He won’t know if they’ll work until he gets on the practice field.

Kirk Cousins spoke with reporters after practice Tuesday as the Minnesota Vikings are in Week 2 of organized team activities at TCO Performance Center.

"I’ve got butterflies in my stomach when I go to practice. There’s still a tension, you’re being filmed, you’re being evaluated, you’re trying to take another step as a player. You always have a deep care and concern for what you’re doing and as a result, you feel that tension in a good way. I don’t think that’ll ever go away, and I think it’s never needed to come from a coach," Cousins said. "I think it’s something that comes from within to put a high standard on your performance and expect that out of yourself at all times."

Cousins is in his fifth season with the Vikings, and is on his fifth offensive coordinator. This year, it’s Wes Phillips. With an offensive-minded head coach in O’Connell now in place, there’s new terminology to learn. The concepts are similar to what O’Connell brought from the L.A. Rams, but there’s new wrinkles.

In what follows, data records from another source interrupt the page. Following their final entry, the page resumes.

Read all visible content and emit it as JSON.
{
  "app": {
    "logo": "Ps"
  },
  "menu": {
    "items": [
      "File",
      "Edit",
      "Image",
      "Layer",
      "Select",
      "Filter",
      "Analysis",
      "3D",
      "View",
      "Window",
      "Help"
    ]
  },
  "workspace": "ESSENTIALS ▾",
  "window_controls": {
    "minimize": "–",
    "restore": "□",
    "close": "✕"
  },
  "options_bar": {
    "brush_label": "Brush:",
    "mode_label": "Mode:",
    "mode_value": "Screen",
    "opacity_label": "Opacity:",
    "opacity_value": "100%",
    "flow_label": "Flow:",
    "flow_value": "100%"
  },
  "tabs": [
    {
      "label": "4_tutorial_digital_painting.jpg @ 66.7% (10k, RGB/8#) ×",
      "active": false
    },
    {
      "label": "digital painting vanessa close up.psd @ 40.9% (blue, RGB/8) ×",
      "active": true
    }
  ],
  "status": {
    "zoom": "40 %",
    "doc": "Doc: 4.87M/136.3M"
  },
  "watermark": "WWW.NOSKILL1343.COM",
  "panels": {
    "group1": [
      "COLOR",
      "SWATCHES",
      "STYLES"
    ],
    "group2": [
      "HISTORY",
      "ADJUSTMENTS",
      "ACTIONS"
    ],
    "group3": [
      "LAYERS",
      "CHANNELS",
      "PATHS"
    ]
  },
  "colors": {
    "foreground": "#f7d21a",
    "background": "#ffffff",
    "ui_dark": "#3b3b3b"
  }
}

So how does Cousins learn them? Flash cards. He says mastering them on his own time allows him to play with his instincts on the field.

"You feel like an 8th grader studying for a quiz in school the next day with the way you go home each night and study," Cousins said.


Ed Donatell is the new leader of the Vikings’ defense, and it will have a new look with a 3-4 scheme. They added talent through free agency and the NFL Draft, and return veterans from a unit that at times was one of the best in the NFL under Zimmer.

The big offseason signings were Za’Darius Smith, Jordan Hicks, Harrison Phillips, Chandon Sullivan and bringing back Patrick Peterson. The Vikings also drafted safety Lewis Cine, defensive backs Andrew Booth Jr. and Akayleb Evans and linebacker Brian Asamoah. That's adding to Danielle Hunter, Eric Kendricks and Harrison Smith.

"I think the sky is the limit. Just with all the pieces we have, all we have to do is continue to come together and just become one unit," said defensive tackle Dalvin Tomlinson, who had 39 tackles and 2.5 sacks in 16 starts last season.

Installing a new defense, they have to crawl before they can walk. The work is being done in meetings, the film room and walkthroughs. Donatell won’t make any judgments until the pads come on.

"This is the learning time. We do a little bit of 7-on-7 where we pick up the speed. But until the pads come on, we don’t make judgments. Really the evaluation starts when the pads come on," Donatell said. "Right now, it’s education and building a cohesiveness with your unit."


The Vikings have veterans in Greg Joseph and Jordan Berry back at kicker and punter, but they’re not guaranteed anything heading into the 2022 season. The team brought in Oklahoma kicker Gabe Brkic, and Tulane punter Ryan Wright to push the competition.

Both Joseph and Brkic kicked at Tuesday’s practice. Joseph converted a 39-yard field goal in a two-minute situation that would’ve been a game-winner. Joseph also made five of six during drills in a swirling wind at TCO Performance Center. He converted from 33, 39, 43, 47 and 54 yards.

Brkic went 3-for-3 on attempts from 33, 39 and 43 yards out. Special teams coach Matt Daniels is going to continue putting them under pressure.

"There will be a full kicker competition and punter competition. Competition makes each other better," Daniels said. "We want to try to create as many game-like situations in practice as we can, but also pressure situations. We’ll see how guys respond to it."

Joseph got his first real chance to be a full-time kicker last season. He finished 33-of-38 on field goals, and 36-of-40 on extra points. His most noticeable miss was at Arizona in Week 2, that would’ve given the Vikings a walk-off win.

Daniels said he’s been working with Joseph on his mental approach to the game throughout offseason workouts.

"The kicker position is typically the loneliest one on the football field, right? There’s not too many people you can rely on or point the fingers to other than yourself," Daniels said. "I try to build as many game-like situations in practice as we can to help build that mental toughness."

The Vikings have one more week of OTAs before a three-day mandatory minicamp in early June. They’ll then get about five weeks off before starting training camp.